* **Problem**
Count the lines in the entries below that include the word "heart". Give nothing but the number.

* **Collected data**
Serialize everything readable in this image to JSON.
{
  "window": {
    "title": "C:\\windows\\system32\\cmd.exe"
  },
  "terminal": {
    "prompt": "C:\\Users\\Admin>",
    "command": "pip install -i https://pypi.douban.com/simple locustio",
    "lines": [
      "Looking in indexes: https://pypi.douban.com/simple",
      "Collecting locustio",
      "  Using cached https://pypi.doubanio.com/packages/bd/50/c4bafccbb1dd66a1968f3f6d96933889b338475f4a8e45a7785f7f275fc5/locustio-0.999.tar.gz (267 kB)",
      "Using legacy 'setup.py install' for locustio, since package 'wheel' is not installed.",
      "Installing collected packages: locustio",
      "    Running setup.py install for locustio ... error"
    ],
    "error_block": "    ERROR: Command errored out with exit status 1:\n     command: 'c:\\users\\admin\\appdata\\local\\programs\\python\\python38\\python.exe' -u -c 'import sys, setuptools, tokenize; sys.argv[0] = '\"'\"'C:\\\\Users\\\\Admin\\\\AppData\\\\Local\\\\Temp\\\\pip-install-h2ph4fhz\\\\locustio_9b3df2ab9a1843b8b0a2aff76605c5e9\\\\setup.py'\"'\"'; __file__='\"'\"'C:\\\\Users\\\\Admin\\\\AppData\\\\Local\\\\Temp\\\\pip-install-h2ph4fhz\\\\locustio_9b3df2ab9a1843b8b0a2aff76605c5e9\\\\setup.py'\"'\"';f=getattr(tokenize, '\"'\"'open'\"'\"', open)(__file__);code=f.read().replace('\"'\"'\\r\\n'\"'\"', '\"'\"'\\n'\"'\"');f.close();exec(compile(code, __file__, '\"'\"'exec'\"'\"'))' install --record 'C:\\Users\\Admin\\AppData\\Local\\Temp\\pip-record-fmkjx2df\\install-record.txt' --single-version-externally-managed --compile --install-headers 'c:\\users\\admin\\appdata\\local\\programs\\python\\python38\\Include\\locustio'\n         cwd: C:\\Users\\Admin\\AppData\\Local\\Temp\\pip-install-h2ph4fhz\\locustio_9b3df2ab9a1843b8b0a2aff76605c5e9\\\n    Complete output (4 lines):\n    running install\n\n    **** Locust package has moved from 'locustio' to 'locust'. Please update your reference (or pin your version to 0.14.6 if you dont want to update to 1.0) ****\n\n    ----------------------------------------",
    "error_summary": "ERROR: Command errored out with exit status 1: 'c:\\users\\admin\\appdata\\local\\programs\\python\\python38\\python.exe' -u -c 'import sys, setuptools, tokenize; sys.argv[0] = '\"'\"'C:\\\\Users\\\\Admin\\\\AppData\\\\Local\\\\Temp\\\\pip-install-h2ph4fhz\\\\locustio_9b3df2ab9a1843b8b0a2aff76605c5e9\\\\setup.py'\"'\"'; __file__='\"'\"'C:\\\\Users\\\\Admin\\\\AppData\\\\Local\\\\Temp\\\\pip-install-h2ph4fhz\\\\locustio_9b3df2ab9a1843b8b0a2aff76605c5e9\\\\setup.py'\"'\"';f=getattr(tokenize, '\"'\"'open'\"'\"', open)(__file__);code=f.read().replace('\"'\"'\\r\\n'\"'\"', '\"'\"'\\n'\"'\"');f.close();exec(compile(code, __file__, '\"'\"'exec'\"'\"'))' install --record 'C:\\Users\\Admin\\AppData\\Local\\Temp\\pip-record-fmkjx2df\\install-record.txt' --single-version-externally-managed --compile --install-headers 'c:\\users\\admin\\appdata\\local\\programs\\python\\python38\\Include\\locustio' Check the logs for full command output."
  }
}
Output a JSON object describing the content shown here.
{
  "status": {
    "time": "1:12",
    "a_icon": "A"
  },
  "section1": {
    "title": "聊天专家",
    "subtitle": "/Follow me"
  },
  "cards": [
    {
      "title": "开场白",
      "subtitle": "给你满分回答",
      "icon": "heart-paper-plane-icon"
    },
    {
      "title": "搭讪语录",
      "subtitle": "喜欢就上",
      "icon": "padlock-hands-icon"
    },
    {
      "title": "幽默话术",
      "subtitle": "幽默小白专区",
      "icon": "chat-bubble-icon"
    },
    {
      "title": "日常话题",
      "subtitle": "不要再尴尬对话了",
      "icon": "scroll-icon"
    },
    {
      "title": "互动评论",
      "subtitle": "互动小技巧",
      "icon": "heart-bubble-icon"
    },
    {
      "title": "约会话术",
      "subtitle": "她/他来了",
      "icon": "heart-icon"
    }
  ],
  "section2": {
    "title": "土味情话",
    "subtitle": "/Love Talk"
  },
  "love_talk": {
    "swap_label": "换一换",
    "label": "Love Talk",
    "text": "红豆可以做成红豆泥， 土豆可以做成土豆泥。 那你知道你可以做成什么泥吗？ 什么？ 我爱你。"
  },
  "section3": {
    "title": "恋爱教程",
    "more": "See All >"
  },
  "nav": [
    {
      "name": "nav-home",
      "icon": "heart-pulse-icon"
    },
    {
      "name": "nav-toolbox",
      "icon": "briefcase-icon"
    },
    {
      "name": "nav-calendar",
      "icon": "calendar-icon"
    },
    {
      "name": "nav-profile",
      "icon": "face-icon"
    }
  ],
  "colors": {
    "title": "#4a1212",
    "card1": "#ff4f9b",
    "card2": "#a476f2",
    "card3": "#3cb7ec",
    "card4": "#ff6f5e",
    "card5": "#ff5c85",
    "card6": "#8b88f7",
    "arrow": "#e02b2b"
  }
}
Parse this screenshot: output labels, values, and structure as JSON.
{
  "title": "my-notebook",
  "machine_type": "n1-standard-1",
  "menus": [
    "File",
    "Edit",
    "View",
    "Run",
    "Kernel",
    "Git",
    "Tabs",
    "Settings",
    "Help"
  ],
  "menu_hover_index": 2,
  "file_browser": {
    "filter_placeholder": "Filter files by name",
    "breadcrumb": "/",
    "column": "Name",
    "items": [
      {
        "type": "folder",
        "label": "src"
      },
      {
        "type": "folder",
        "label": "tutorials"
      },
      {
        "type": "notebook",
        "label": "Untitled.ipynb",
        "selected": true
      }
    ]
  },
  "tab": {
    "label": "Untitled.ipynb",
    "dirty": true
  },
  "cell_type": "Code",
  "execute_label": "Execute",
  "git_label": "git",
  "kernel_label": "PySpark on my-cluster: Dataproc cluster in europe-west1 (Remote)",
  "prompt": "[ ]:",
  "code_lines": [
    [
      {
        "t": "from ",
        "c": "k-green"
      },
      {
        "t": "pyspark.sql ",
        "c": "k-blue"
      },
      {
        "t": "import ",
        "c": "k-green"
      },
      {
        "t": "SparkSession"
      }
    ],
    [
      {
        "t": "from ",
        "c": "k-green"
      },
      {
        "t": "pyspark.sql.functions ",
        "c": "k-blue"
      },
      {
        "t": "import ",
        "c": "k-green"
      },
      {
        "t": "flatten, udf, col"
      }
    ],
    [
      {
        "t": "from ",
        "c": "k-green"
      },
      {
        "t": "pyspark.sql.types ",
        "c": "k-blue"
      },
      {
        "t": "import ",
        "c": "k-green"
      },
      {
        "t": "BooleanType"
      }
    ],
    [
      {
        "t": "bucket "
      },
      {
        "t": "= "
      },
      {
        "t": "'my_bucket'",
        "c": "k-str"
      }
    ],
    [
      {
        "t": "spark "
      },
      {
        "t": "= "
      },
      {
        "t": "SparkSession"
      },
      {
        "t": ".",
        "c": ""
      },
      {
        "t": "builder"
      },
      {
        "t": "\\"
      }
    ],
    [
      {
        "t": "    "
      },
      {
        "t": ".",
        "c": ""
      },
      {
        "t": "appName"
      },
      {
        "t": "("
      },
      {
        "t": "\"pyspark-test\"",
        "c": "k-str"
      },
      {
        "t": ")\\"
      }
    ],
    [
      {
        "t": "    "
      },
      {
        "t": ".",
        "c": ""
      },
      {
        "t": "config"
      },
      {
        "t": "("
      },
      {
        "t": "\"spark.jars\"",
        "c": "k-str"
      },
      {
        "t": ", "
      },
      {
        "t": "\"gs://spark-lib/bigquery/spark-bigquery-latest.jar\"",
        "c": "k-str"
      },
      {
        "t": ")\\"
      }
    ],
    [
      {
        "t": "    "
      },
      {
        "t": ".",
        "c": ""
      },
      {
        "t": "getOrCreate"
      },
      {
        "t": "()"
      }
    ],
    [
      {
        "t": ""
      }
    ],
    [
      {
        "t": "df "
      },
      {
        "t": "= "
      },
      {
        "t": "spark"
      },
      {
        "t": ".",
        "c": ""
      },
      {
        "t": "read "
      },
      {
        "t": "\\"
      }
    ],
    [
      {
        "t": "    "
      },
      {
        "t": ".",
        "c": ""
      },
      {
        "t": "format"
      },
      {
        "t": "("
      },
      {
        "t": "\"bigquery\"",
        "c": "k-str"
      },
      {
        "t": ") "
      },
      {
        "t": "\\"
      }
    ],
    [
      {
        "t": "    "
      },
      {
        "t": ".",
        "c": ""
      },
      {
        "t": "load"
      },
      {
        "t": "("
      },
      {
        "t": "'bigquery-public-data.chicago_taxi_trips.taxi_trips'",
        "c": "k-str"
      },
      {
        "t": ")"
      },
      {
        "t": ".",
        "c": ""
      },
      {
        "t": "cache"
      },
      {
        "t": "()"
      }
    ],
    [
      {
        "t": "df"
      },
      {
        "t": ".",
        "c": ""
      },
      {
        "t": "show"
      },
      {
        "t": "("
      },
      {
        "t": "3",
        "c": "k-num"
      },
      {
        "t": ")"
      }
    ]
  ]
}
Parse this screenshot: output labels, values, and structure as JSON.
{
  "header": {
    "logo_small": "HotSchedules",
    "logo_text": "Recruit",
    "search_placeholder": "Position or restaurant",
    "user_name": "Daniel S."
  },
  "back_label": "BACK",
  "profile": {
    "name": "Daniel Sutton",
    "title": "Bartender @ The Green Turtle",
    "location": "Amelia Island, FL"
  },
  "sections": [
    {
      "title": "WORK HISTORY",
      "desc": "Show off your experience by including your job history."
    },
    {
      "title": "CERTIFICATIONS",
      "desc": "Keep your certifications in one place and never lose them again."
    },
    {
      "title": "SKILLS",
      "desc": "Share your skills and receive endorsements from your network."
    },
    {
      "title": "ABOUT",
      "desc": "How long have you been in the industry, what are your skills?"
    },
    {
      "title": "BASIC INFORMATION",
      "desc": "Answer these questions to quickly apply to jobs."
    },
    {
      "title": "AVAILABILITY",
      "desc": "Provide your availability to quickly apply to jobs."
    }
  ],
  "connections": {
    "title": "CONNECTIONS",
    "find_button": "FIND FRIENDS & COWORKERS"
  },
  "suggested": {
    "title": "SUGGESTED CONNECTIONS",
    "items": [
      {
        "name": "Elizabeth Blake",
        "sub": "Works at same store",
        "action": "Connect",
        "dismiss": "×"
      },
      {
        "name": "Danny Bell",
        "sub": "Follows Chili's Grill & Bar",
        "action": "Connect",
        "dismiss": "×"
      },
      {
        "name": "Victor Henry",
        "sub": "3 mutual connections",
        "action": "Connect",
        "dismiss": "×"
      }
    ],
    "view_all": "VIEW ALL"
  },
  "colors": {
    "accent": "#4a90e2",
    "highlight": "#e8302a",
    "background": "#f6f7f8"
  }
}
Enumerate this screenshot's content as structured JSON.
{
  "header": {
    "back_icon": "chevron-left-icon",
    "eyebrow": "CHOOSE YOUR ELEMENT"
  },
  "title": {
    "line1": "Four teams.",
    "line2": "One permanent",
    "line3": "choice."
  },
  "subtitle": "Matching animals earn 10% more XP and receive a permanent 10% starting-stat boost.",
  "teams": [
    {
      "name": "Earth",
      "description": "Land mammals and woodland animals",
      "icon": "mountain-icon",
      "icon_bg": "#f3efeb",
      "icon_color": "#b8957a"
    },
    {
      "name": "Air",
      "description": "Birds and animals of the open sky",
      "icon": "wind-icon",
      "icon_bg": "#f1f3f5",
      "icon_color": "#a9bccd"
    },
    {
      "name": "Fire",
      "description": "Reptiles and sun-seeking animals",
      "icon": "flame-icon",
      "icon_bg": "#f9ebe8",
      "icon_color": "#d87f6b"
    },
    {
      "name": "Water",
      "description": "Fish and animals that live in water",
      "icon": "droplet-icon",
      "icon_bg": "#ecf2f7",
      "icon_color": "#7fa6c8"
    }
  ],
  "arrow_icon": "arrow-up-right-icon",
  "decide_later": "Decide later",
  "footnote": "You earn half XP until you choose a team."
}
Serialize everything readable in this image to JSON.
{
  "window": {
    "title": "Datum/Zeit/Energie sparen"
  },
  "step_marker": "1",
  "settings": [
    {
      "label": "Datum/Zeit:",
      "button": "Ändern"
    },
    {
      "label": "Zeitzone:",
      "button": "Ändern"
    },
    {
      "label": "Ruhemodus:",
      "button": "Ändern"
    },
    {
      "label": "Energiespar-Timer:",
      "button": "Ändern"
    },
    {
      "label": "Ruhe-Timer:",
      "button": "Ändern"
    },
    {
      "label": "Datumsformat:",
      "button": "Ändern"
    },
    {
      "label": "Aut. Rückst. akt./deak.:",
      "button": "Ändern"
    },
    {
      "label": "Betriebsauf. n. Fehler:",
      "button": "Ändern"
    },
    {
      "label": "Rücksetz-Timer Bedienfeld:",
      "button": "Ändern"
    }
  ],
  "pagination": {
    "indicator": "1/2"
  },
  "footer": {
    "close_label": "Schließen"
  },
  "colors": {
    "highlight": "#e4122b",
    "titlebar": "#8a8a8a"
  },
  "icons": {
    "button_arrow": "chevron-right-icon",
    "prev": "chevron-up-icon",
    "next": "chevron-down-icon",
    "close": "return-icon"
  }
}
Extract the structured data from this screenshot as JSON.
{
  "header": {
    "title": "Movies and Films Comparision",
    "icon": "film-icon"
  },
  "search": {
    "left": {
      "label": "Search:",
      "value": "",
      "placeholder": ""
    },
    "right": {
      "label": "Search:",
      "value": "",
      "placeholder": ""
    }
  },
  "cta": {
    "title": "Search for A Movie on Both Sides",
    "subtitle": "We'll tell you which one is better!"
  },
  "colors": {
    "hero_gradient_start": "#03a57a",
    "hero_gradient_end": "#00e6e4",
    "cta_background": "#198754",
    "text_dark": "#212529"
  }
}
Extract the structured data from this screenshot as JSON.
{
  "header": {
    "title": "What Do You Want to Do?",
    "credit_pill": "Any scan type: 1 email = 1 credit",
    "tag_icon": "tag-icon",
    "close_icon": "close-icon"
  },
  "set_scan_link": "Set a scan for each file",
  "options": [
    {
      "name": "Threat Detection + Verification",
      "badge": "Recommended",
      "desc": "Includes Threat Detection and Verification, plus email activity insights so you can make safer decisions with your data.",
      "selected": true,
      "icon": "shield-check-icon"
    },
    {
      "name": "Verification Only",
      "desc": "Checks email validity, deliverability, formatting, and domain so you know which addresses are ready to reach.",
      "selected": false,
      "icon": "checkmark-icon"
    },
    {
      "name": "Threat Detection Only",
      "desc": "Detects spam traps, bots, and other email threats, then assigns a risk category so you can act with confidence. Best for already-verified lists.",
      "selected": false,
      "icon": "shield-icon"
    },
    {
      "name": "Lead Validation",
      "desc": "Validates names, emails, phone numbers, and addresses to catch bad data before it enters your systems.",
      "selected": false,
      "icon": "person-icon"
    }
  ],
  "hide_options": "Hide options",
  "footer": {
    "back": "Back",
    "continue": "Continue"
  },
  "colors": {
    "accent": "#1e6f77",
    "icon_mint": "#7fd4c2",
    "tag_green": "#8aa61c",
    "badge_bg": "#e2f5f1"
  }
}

* **Output**
4